And, of course...

eBook Review - You Will Not Have My Hate

This, I am going to admit, is going to be hard to write. I'm not 100% certain where to start, truth be told.

Last year, Paris came under attack by a small group of terrorists. Antoine was at home, looking after his young son when he started getting text messages, asking if he and his wife were ok. He was fine, his baby was fine... but his wife, Hélène was out with friends at a music concert. Hélène was one of the people who died that night.

Three days later, Antoine wrote an open letter to his wife's killers on Facebook. He stated to them that he would not let himself or his 17 month old son cower or be defined by their acts. That his son will insult them by his happiness and freedom. That they will not have either his or his son's hate. The Facebook message went viral and this memoir follows both Antoine and his son, Melvin, in the days that followed.

I am going to admit that this isn't my normal reading. This is so far removed from my normal reading, I can't even really tell you why, when I got the email from NetGalley, I rushed there and requested it. This felt vital to read.

This isn't an easy read. This is a short novel, with short chapters (as Antoine describes it later in the memoir, these chapters are like polaroid shots of those days, touching on some events but not all), but I found reading them difficult. I would only read a few pages - maybe a chapter - before having to put my kindle down. This isn't an easy read - the event is recently, it's fresh in everyone's mind and with events that have recently happened, it feels more closer to the bone than ever.

But, saying that, there is a hopefulness to Antoine and his son's story. Yes, what they went through those days and the days/weeks/months/the year that followed and the future to come is hard and painful, but there is hope. There is hope, joy, love, kindness in the world and, no matter how dark the world is, we still have these elements and we must treasure them with every fibre of our being.

Antoine says he started writing this after Hélène's death to cope, and because of this, you can feel the rawness to it. And the fact this is felt through the translation work of Sam Taylor is beautiful.

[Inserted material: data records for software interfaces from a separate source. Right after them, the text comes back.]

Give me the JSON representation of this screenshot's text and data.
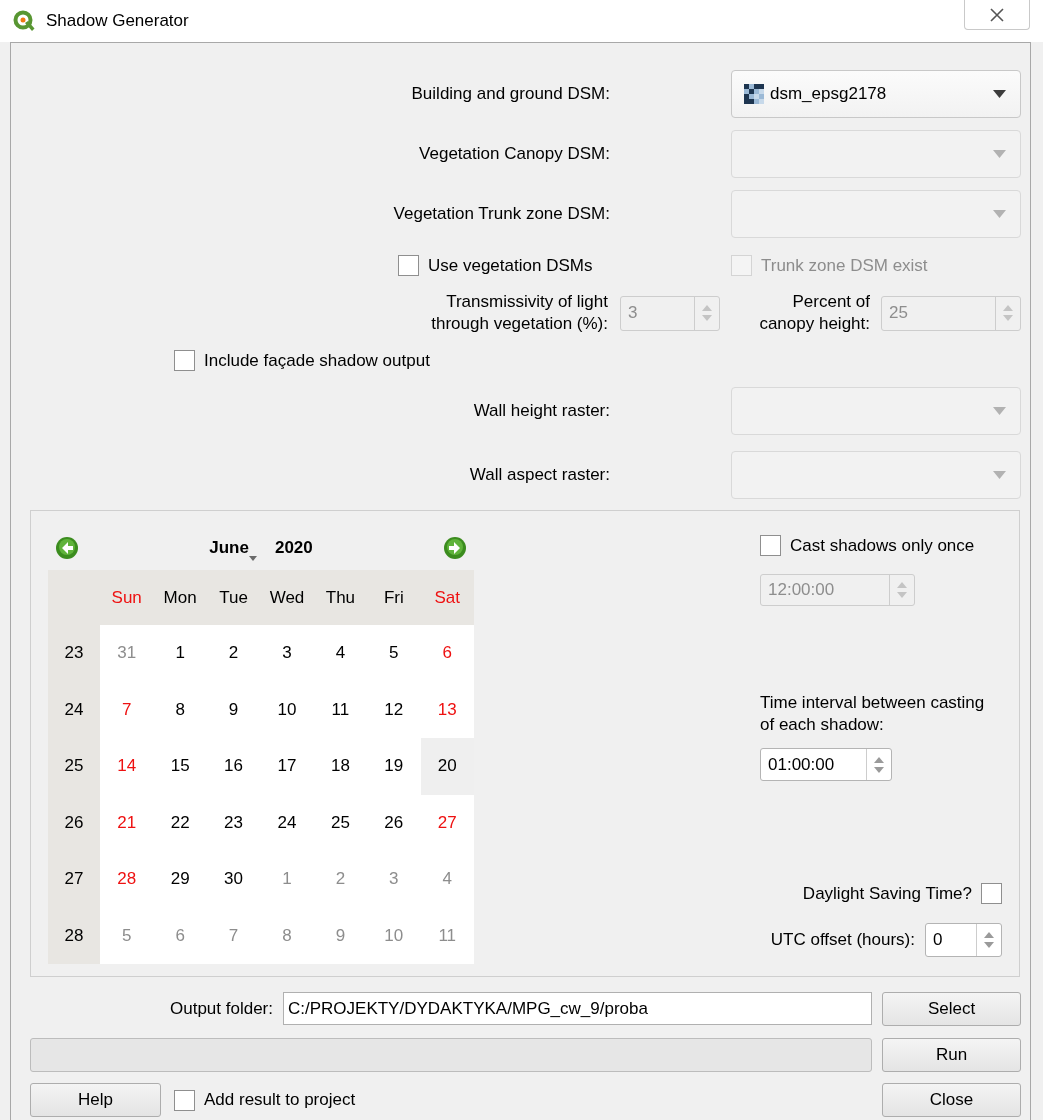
{
  "window": {
    "title": "Shadow Generator"
  },
  "layer_inputs": [
    {
      "label": "Building and ground DSM:",
      "value": "dsm_epsg2178",
      "disabled": false
    },
    {
      "label": "Vegetation Canopy DSM:",
      "disabled": true
    },
    {
      "label": "Vegetation Trunk zone DSM:",
      "disabled": true
    }
  ],
  "use_vegetation": {
    "label": "Use vegetation DSMs",
    "checked": false,
    "disabled": false
  },
  "trunk_exist": {
    "label": "Trunk zone DSM exist",
    "checked": false,
    "disabled": true
  },
  "transmissivity": {
    "label": "Transmissivity of light through vegetation (%):",
    "value": "3",
    "disabled": true
  },
  "canopy_percent": {
    "label": "Percent of canopy height:",
    "value": "25",
    "disabled": true
  },
  "facade": {
    "label": "Include façade shadow output",
    "checked": false
  },
  "wall_inputs": [
    {
      "label": "Wall height raster:",
      "disabled": true
    },
    {
      "label": "Wall aspect raster:",
      "disabled": true
    }
  ],
  "calendar": {
    "month": "June",
    "year": "2020",
    "weekdays": [
      {
        "label": "Sun",
        "weekend": true
      },
      {
        "label": "Mon",
        "weekend": false
      },
      {
        "label": "Tue",
        "weekend": false
      },
      {
        "label": "Wed",
        "weekend": false
      },
      {
        "label": "Thu",
        "weekend": false
      },
      {
        "label": "Fri",
        "weekend": false
      },
      {
        "label": "Sat",
        "weekend": true
      }
    ],
    "weeks": [
      {
        "number": "23",
        "days": [
          {
            "day": "31",
            "other_month": true,
            "selected": false
          },
          {
            "day": "1",
            "other_month": false,
            "selected": false
          },
          {
            "day": "2",
            "other_month": false,
            "selected": false
          },
          {
            "day": "3",
            "other_month": false,
            "selected": false
          },
          {
            "day": "4",
            "other_month": false,
            "selected": false
          },
          {
            "day": "5",
            "other_month": false,
            "selected": false
          },
          {
            "day": "6",
            "other_month": false,
            "selected": false
          }
        ]
      },
      {
        "number": "24",
        "days": [
          {
            "day": "7",
            "other_month": false,
            "selected": false
          },
          {
            "day": "8",
            "other_month": false,
            "selected": false
          },
          {
            "day": "9",
            "other_month": false,
            "selected": false
          },
          {
            "day": "10",
            "other_month": false,
            "selected": false
          },
          {
            "day": "11",
            "other_month": false,
            "selected": false
          },
          {
            "day": "12",
            "other_month": false,
            "selected": false
          },
          {
            "day": "13",
            "other_month": false,
            "selected": false
          }
        ]
      },
      {
        "number": "25",
        "days": [
          {
            "day": "14",
            "other_month": false,
            "selected": false
          },
          {
            "day": "15",
            "other_month": false,
            "selected": false
          },
          {
            "day": "16",
            "other_month": false,
            "selected": false
          },
          {
            "day": "17",
            "other_month": false,
            "selected": false
          },
          {
            "day": "18",
            "other_month": false,
            "selected": false
          },
          {
            "day": "19",
            "other_month": false,
            "selected": false
          },
          {
            "day": "20",
            "other_month": false,
            "selected": true
          }
        ]
      },
      {
        "number": "26",
        "days": [
          {
            "day": "21",
            "other_month": false,
            "selected": false
          },
          {
            "day": "22",
            "other_month": false,
            "selected": false
          },
          {
            "day": "23",
            "other_month": false,
            "selected": false
          },
          {
            "day": "24",
            "other_month": false,
            "selected": false
          },
          {
            "day": "25",
            "other_month": false,
            "selected": false
          },
          {
            "day": "26",
            "other_month": false,
            "selected": false
          },
          {
            "day": "27",
            "other_month": false,
            "selected": false
          }
        ]
      },
      {
        "number": "27",
        "days": [
          {
            "day": "28",
            "other_month": false,
            "selected": false
          },
          {
            "day": "29",
            "other_month": false,
            "selected": false
          },
          {
            "day": "30",
            "other_month": false,
            "selected": false
          },
          {
            "day": "1",
            "other_month": true,
            "selected": false
          },
          {
            "day": "2",
            "other_month": true,
            "selected": false
          },
          {
            "day": "3",
            "other_month": true,
            "selected": false
          },
          {
            "day": "4",
            "other_month": true,
            "selected": false
          }
        ]
      },
      {
        "number": "28",
        "days": [
          {
            "day": "5",
            "other_month": true,
            "selected": false
          },
          {
            "day": "6",
            "other_month": true,
            "selected": false
          },
          {
            "day": "7",
            "other_month": true,
            "selected": false
          },
          {
            "day": "8",
            "other_month": true,
            "selected": false
          },
          {
            "day": "9",
            "other_month": true,
            "selected": false
          },
          {
            "day": "10",
            "other_month": true,
            "selected": false
          },
          {
            "day": "11",
            "other_month": true,
            "selected": false
          }
        ]
      }
    ]
  },
  "cast_once": {
    "label": "Cast shadows only once",
    "checked": false
  },
  "cast_time": {
    "value": "12:00:00",
    "disabled": true
  },
  "interval": {
    "label": "Time interval between casting of each shadow:",
    "value": "01:00:00",
    "disabled": false
  },
  "dst": {
    "label": "Daylight Saving Time?",
    "checked": false
  },
  "utc": {
    "label": "UTC offset (hours):",
    "value": "0"
  },
  "output": {
    "label": "Output folder:",
    "value": "C:/PROJEKTY/DYDAKTYKA/MPG_cw_9/proba",
    "button": "Select"
  },
  "progress": {
    "level": 0
  },
  "run_button": "Run",
  "help_button": "Help",
  "add_result": {
    "label": "Add result to project",
    "checked": false
  },
  "close_button": "Close"
}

Not everyone will like this book, but it is important to take the themes - hope, kindness, love - can carry them with us.